Element data from apps and pages
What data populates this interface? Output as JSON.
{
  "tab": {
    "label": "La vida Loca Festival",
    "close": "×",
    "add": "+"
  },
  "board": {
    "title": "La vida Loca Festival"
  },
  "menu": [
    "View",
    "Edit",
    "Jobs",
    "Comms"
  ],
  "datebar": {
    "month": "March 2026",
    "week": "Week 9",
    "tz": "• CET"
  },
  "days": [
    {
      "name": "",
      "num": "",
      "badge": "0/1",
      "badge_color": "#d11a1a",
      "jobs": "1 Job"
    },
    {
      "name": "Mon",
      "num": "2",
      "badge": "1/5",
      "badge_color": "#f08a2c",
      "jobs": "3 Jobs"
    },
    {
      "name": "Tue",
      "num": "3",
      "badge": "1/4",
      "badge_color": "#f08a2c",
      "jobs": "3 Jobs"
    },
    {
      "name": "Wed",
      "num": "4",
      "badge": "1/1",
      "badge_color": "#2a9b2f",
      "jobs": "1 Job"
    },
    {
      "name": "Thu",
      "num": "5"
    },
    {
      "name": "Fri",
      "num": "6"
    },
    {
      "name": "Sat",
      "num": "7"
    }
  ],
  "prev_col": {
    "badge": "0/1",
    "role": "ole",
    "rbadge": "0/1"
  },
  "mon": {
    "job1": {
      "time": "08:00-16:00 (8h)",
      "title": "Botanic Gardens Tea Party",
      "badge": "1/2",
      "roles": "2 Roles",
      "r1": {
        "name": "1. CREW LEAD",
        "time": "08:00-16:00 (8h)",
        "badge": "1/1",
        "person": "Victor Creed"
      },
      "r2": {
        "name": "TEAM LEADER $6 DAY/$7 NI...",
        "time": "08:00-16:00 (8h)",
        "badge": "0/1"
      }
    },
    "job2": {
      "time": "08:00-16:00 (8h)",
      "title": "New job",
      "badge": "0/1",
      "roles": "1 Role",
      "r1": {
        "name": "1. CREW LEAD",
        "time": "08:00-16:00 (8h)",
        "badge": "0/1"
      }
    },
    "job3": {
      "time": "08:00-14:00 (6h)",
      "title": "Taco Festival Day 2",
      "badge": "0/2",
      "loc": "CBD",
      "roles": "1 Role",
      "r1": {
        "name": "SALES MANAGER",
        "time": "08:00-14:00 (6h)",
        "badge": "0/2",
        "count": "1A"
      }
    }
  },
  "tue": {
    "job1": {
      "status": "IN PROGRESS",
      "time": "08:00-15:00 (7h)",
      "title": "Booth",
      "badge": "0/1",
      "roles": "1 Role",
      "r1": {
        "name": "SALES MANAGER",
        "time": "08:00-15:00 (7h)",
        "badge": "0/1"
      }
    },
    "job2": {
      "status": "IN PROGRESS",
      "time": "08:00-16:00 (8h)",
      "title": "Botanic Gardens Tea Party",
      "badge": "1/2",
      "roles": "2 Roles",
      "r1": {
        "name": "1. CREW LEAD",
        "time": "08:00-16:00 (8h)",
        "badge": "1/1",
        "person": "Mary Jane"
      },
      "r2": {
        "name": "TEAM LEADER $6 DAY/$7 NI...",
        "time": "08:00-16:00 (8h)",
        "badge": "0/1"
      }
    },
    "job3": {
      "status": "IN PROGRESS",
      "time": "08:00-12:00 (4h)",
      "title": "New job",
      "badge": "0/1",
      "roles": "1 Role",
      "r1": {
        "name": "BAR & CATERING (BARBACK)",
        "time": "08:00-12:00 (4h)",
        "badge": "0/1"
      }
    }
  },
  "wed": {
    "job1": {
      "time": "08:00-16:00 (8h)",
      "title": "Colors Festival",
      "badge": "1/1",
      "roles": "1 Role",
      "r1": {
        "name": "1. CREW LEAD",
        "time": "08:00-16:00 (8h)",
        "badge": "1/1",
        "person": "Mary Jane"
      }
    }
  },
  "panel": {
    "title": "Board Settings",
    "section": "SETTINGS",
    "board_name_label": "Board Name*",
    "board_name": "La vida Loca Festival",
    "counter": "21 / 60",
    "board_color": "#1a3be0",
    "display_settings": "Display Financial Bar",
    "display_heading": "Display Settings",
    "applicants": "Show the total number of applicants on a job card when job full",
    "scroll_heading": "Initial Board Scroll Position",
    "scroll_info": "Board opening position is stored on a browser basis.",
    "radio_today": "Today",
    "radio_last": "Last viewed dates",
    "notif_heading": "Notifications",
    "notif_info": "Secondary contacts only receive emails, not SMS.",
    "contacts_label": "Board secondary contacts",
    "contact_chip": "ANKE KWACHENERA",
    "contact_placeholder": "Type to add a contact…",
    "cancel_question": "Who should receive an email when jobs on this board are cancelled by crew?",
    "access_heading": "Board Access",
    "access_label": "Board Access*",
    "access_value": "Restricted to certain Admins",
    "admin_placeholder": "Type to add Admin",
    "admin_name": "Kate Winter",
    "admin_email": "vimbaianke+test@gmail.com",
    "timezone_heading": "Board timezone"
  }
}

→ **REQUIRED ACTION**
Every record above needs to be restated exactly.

→ **FINISHED EXERCISE**
What data populates this interface? Output as JSON.
{
  "tab": {
    "label": "La vida Loca Festival",
    "close": "×",
    "add": "+"
  },
  "board": {
    "title": "La vida Loca Festival"
  },
  "menu": [
    "View",
    "Edit",
    "Jobs",
    "Comms"
  ],
  "datebar": {
    "month": "March 2026",
    "week": "Week 9",
    "tz": "• CET"
  },
  "days": [
    {
      "name": "",
      "num": "",
      "badge": "0/1",
      "badge_color": "#d11a1a",
      "jobs": "1 Job"
    },
    {
      "name": "Mon",
      "num": "2",
      "badge": "1/5",
      "badge_color": "#f08a2c",
      "jobs": "3 Jobs"
    },
    {
      "name": "Tue",
      "num": "3",
      "badge": "1/4",
      "badge_color": "#f08a2c",
      "jobs": "3 Jobs"
    },
    {
      "name": "Wed",
      "num": "4",
      "badge": "1/1",
      "badge_color": "#2a9b2f",
      "jobs": "1 Job"
    },
    {
      "name": "Thu",
      "num": "5"
    },
    {
      "name": "Fri",
      "num": "6"
    },
    {
      "name": "Sat",
      "num": "7"
    }
  ],
  "prev_col": {
    "badge": "0/1",
    "role": "ole",
    "rbadge": "0/1"
  },
  "mon": {
    "job1": {
      "time": "08:00-16:00 (8h)",
      "title": "Botanic Gardens Tea Party",
      "badge": "1/2",
      "roles": "2 Roles",
      "r1": {
        "name": "1. CREW LEAD",
        "time": "08:00-16:00 (8h)",
        "badge": "1/1",
        "person": "Victor Creed"
      },
      "r2": {
        "name": "TEAM LEADER $6 DAY/$7 NI...",
        "time": "08:00-16:00 (8h)",
        "badge": "0/1"
      }
    },
    "job2": {
      "time": "08:00-16:00 (8h)",
      "title": "New job",
      "badge": "0/1",
      "roles": "1 Role",
      "r1": {
        "name": "1. CREW LEAD",
        "time": "08:00-16:00 (8h)",
        "badge": "0/1"
      }
    },
    "job3": {
      "time": "08:00-14:00 (6h)",
      "title": "Taco Festival Day 2",
      "badge": "0/2",
      "loc": "CBD",
      "roles": "1 Role",
      "r1": {
        "name": "SALES MANAGER",
        "time": "08:00-14:00 (6h)",
        "badge": "0/2",
        "count": "1A"
      }
    }
  },
  "tue": {
    "job1": {
      "status": "IN PROGRESS",
      "time": "08:00-15:00 (7h)",
      "title": "Booth",
      "badge": "0/1",
      "roles": "1 Role",
      "r1": {
        "name": "SALES MANAGER",
        "time": "08:00-15:00 (7h)",
        "badge": "0/1"
      }
    },
    "job2": {
      "status": "IN PROGRESS",
      "time": "08:00-16:00 (8h)",
      "title": "Botanic Gardens Tea Party",
      "badge": "1/2",
      "roles": "2 Roles",
      "r1": {
        "name": "1. CREW LEAD",
        "time": "08:00-16:00 (8h)",
        "badge": "1/1",
        "person": "Mary Jane"
      },
      "r2": {
        "name": "TEAM LEADER $6 DAY/$7 NI...",
        "time": "08:00-16:00 (8h)",
        "badge": "0/1"
      }
    },
    "job3": {
      "status": "IN PROGRESS",
      "time": "08:00-12:00 (4h)",
      "title": "New job",
      "badge": "0/1",
      "roles": "1 Role",
      "r1": {
        "name": "BAR & CATERING (BARBACK)",
        "time": "08:00-12:00 (4h)",
        "badge": "0/1"
      }
    }
  },
  "wed": {
    "job1": {
      "time": "08:00-16:00 (8h)",
      "title": "Colors Festival",
      "badge": "1/1",
      "roles": "1 Role",
      "r1": {
        "name": "1. CREW LEAD",
        "time": "08:00-16:00 (8h)",
        "badge": "1/1",
        "person": "Mary Jane"
      }
    }
  },
  "panel": {
    "title": "Board Settings",
    "section": "SETTINGS",
    "board_name_label": "Board Name*",
    "board_name": "La vida Loca Festival",
    "counter": "21 / 60",
    "board_color": "#1a3be0",
    "display_settings": "Display Financial Bar",
    "display_heading": "Display Settings",
    "applicants": "Show the total number of applicants on a job card when job full",
    "scroll_heading": "Initial Board Scroll Position",
    "scroll_info": "Board opening position is stored on a browser basis.",
    "radio_today": "Today",
    "radio_last": "Last viewed dates",
    "notif_heading": "Notifications",
    "notif_info": "Secondary contacts only receive emails, not SMS.",
    "contacts_label": "Board secondary contacts",
    "contact_chip": "ANKE KWACHENERA",
    "contact_placeholder": "Type to add a contact…",
    "cancel_question": "Who should receive an email when jobs on this board are cancelled by crew?",
    "access_heading": "Board Access",
    "access_label": "Board Access*",
    "access_value": "Restricted to certain Admins",
    "admin_placeholder": "Type to add Admin",
    "admin_name": "Kate Winter",
    "admin_email": "vimbaianke+test@gmail.com",
    "timezone_heading": "Board timezone"
  }
}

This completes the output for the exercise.